HRCP seeks justice for Dr Aafia
LAHORE, Aug 12: The Human Rights Commission of Pakistan (HRCP) has demanded an official investigation into the disappearance of Dr Aafia Siddiqui and her children in 2003 and urged the government to ensure justice, immediate medical attention and necessary facilities to her.
HRCP Chairperson Asma Jehangir said in a statement on Tuesday that Dr Siddiqui should not be repatriated to Pakistan against her wishes and be allowed a full opportunity to contest her case in the US. She said once she was repatriated to Pakistan, the doctor would be pressured by the intelligence agencies to be silent and would not be able to secure justice. It might be relief that she has been traced but the government must disclose the whereabouts of her children.
She said that the HRCP had been following the case of disappearance of Dr Siddiqui and her three children since March, 2003. Dr Siddiqui with her children left her mother’s house for Karachi Airport in a taxi and was picked up by intelligence agency officials.
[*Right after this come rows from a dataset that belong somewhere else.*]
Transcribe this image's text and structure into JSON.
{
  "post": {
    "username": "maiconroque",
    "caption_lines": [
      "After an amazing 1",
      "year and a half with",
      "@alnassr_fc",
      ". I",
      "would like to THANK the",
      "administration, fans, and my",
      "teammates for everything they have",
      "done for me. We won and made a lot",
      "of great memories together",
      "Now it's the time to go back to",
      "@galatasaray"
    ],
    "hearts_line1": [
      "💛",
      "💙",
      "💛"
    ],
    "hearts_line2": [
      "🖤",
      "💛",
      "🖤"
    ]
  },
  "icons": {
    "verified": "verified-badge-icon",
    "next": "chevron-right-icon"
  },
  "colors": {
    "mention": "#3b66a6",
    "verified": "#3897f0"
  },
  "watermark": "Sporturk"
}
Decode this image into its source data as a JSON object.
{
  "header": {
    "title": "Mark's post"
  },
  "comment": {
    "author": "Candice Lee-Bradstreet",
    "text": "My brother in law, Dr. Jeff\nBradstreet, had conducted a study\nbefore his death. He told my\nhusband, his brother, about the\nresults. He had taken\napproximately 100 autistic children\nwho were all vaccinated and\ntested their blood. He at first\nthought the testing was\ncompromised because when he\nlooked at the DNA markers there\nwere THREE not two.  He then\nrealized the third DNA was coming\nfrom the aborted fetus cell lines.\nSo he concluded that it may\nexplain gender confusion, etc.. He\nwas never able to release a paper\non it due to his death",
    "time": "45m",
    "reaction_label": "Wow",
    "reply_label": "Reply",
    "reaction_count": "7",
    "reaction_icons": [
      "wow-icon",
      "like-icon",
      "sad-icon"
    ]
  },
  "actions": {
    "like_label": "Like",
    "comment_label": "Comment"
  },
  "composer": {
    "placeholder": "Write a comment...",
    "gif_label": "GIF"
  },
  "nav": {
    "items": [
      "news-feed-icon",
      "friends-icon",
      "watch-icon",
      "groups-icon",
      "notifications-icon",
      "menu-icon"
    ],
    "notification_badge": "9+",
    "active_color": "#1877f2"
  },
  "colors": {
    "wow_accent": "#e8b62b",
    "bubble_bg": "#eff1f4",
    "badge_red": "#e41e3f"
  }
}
What she was accused of when picked up has not been public till date. Strangely, the only charge against her was an alleged assault against her captors while in custody.
She said the HRCP was concerned about the violation of human rights and demanded an explanation from the government at the time of disappearance of Dr Siddiqui and her children. The commission contacted her parents, but they were under severe threat of intelligence agencies not to speak to the press or any human rights organisation. HRCP representatives had, however, been in contact with the family since then and filed a constitutional petition in the Supreme Court which was pending.
She said the HRCP was convinced that Dr Siddiqui and her children were picked up in Karachi as was evident from initial reports. The government should now play a positive role in ensuring that she got full justice, fair trial as well as compensation from the US for mistreatment meted out to her.
Even though, Pakistan had sought consular access to her, these belated efforts could only by compensated if the government was able to intervene in the US courts and submit an honest investigation report. The HRCP would remain in touch with lawyers defending Dr Siddiqui and would try to submit its own reports through her lawyers.
The HRCP chairperson said that the violation of rights of the doctor and her children and countless other missing people was the responsibility of the Pakistani government. There was enough evidence indicating that she was initially picked up by the intelligence agencies in Pakistan and therefore it was not only the US government but also the Pakistani government that must be made accountable for the crime.She said she feared that the fate of Dr Siddiqui would be the same as hundreds of others who had disappeared, been tortured and rendered to third countries without legal process.